Steven was 14 years old when he embarked on a mission to end violence in his country, the Democratic Republic of the Congo. When he got to know Search years ago, he was inspired by the emphasis that we place on the youngest members of society as pioneers of peace.
Today, Steven is 27. He is part of the largest demographic in the DRC and the world, children and youth (by definition, children are between 0 and 13 years of age; youth are between 13 and 30). He knows that, even though they are generally regarded as agitators or victims, his peers actually have a key role to play in transforming violent conflict.
Steven wants to strengthen that role and help make his generation the one that will end violent conflict once and for all. That’s why he participated in our 3M Evaluation. Launched by the Global Partnership for Children and Youth in Peacebuilding and in partnership with Save the Children and World Vision, the evaluation’s goal is to define the contribution of youth to peace processes and develop strategies to improve upon it.
We created three evaluation teams in Goma, Bukavu, and Kitchanga. These cities are located in the conflict-heavy eastern region of the DRC, where communities fight over access to land and political power. Civilians in the area are often targets of armed militia and rebel groups. Widespread violence, recruitment, and instability directly threaten the livelihoods of children and youth there.

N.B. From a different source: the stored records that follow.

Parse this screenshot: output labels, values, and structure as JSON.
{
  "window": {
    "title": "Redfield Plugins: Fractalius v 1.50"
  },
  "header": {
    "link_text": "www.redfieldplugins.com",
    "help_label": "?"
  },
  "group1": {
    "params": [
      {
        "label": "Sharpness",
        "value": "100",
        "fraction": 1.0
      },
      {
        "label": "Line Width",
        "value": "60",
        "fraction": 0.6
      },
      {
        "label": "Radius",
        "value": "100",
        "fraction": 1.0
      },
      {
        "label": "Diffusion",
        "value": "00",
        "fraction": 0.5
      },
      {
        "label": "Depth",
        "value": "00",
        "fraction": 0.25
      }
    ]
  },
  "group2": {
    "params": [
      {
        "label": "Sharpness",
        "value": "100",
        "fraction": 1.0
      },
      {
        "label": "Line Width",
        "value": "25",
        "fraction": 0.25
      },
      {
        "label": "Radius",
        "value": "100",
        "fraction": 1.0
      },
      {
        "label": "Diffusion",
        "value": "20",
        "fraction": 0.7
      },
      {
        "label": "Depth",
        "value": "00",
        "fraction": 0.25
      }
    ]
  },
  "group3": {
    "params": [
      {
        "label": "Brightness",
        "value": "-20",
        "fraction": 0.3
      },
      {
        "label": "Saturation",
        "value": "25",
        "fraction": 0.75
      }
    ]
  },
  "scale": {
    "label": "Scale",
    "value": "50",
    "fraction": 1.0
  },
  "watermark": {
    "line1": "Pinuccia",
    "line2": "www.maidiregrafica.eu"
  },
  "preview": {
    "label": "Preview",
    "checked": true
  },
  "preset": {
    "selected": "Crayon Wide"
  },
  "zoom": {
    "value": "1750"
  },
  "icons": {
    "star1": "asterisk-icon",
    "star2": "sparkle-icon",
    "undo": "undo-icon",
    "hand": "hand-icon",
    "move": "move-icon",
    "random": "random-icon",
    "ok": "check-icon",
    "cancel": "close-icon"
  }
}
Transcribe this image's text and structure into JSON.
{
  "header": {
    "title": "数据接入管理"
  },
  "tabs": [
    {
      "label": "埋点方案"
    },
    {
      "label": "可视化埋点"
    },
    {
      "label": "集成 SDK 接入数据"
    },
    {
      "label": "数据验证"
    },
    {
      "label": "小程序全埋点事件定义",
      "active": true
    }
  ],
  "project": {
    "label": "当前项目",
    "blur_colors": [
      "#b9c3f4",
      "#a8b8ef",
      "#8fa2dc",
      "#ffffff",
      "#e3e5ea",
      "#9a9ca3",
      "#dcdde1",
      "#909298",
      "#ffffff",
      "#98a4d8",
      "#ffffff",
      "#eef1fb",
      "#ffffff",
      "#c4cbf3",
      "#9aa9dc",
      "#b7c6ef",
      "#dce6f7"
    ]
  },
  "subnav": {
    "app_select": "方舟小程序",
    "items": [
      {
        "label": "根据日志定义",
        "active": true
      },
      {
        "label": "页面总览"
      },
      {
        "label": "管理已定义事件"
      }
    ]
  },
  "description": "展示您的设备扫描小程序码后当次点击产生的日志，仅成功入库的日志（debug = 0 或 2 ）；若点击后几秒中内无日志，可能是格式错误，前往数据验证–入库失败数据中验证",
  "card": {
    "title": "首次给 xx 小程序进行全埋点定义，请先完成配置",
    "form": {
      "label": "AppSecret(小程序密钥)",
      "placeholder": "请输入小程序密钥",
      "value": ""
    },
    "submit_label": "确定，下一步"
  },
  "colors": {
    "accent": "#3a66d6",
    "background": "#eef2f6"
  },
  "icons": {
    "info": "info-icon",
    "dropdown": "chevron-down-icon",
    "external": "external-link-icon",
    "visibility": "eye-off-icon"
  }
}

Young Congolese volunteers spearheaded the Evaluation. Not only did they interview more than 400 peacebuilders below the age of 30 to collect data about their work; they also organized many interactive, creative initiatives to teach their communities about peace, using art, storytelling, and focus groups. During one forum called “Peace and Violence: Choices and Change”, participants shared their experiences, feelings, and hopes through drawings, poems, and stories. They talked about sexual and gender-based violence, discrimination, and cohabitation. “I understand that my hands serve to write stories and draw about peace,” commented a 12-year-old girl from Goma attending the forum.
Steven was a proud member of the Goma team. He wanted to demonstrate how children and youth are powerful agents of change as well as essential actors in creating peace. Steven also noticed something that convinced him that he was on the right track. He observed that those who took part in participatory activities, raising awareness about conflict issues or supporting active citizenship in their communities, were very likely to continue their efforts after the end of these initiatives. “This is a sustainable approach in the long term, as children and youth take on important responsibilities today and for the future,” Steven remarked.
Prior to membership in a peacebuilding team, it was especially common for boys and girls to have no hope for a brighter future. They were disempowered and discouraged. The Evaluation showed them how they could contribute, turning many of them into engaged peacemakers. “I don’t beat other people anymore, now I beat the drum of peace,” said a 12-year-old boy. “Thanks to my contribution and that of my friends, we can see war is coming to an end. We will finally live in a stable country,” exclaimed an 11-year-old girl.
Another girl said, “The people in my community are often victims of discrimination. They suffer and feel a deep sense of injustice. Before, I could have sought revenge myself. The Evaluation allowed me to understand the great role we play as peacebuilders. Listening to others express their feelings in the focus groups made me take a step back from my own experience. Today, I keep my commitment to raise awareness among my peers and my family. I feel they start appreciating the importance of peace. My parents are proud of me and thankful.”
Steven himself went through a big transformation in his own life as a result of his work as an evaluator. He was nominated as Secretary General of the National Partnership of Children and Youth Peacebuilders, a new structure to increase cooperation between those groups that are working to empower youth to stop violent conflict in the Congo. In this role, he will liaise between organizations, government agencies and youth to develop innovative solutions to conflict at the national level.
He knows that peace is a process, a goal that must be pursued daily. For 13 years, he relentlessly worked towards it, with creativity, energy, and talent – and he will continue for decades to come. Hundreds of leaders like him are envisioning a future without violence for the DRC, striving everyday to build it in their neighborhoods. Thanks to the Evaluation, they are one step closer to achieving it.
Laurene Graziani is a volunteer at Search for Common Ground DRC.
Anne Salzman is a New Media Intern at Search for Common Ground.
Banner photo: Steven (left) leading a focus group in Goma.